Who was Margaret Chase Smith?

Image of MCS as a babyBorn in Skowhegan, Maine in 1897, Margaret Chase Smith was the daughter of Carrie Murray Chase and George Emery Chase.  During the 1920s, she gained many of the skills which later served her in Washington through her work with women’s organizations, in particular the Skowhegan Business and Professional Women’s Club of which she was a founder.

In 1930, she married Clyde H. Smith, a respected political leader in central Maine. He was elected to the U.S. House of Representatives in 1936 and served until his untimely death in 1940. After conducting four campaigns in five months, Margaret Chase Smith succeeded her husband in representing Maine’s Second District. Following a successful eight years in the House, Margaret Chase Smith beat the odds when she soundly defeated the incumbent governor, Horace Hildreth; former governor Sumner Sewall; and the Reverend Albion Beverage in the Republican primary and easily won the general election in September in 1948 for the United States. As a result, she became the first woman in the nation’s history to serve in both houses of the U.S. Congress (House of Representatives [1940-1949] and the Senate [1949-1973]) and the first to be elected to the U.S. Senate in her own right.

Margaret Chase Smith

Senator Smith came to national attention in 1950, when she became the first member of the Senate to denounce McCarthyism, in what has become known as her “Declaration of Conscience” speech. In 1964, Senator Smith became the first woman to have her name placed in nomination for the presidency by one of the two major parties, coming in second on the final ballot to Senator Barry Goldwater.

Margaret Chase Smith
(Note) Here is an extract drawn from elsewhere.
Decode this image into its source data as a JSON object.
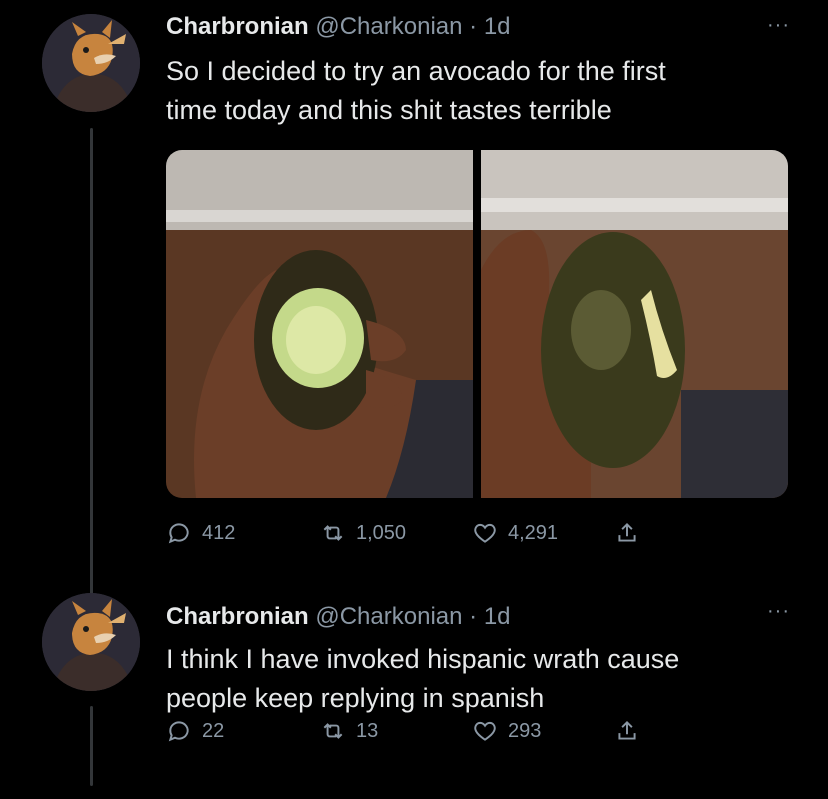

While in Congress, Smith served on the House Naval Affairs Committee during World War II and then moved on to the Armed Services Committee in the Senate. Senator Smith was also a charter member of the Senate Aeronautical and Space Sciences Committee, which oversaw the creation of NASA, and during her time on the committee, was involved with the Mercury, Gemini, and Apollo space programs. Senator Smith retired from Congress in 1973, after losing a fifth term in the Senate to William Hathaway.

In 1983, Senator Smith established the Margaret Chase Smith Foundation, an organization created to support the Margaret Chase Smith Library, and which now has ownership and responsibility of the Library. The University of Maine operates and maintains the Library (located in Senator Smith’s hometown of Skowhegan, ME), recognized as one of the premier Congressional research libraries in the United States. It has a four-fold mission of serving as an archive, museum, educational facility and public policy center that houses documents and memorabilia from Smith’s 32-year congressional career.

Margaret Chase Smith died on Memorial Day in 1995.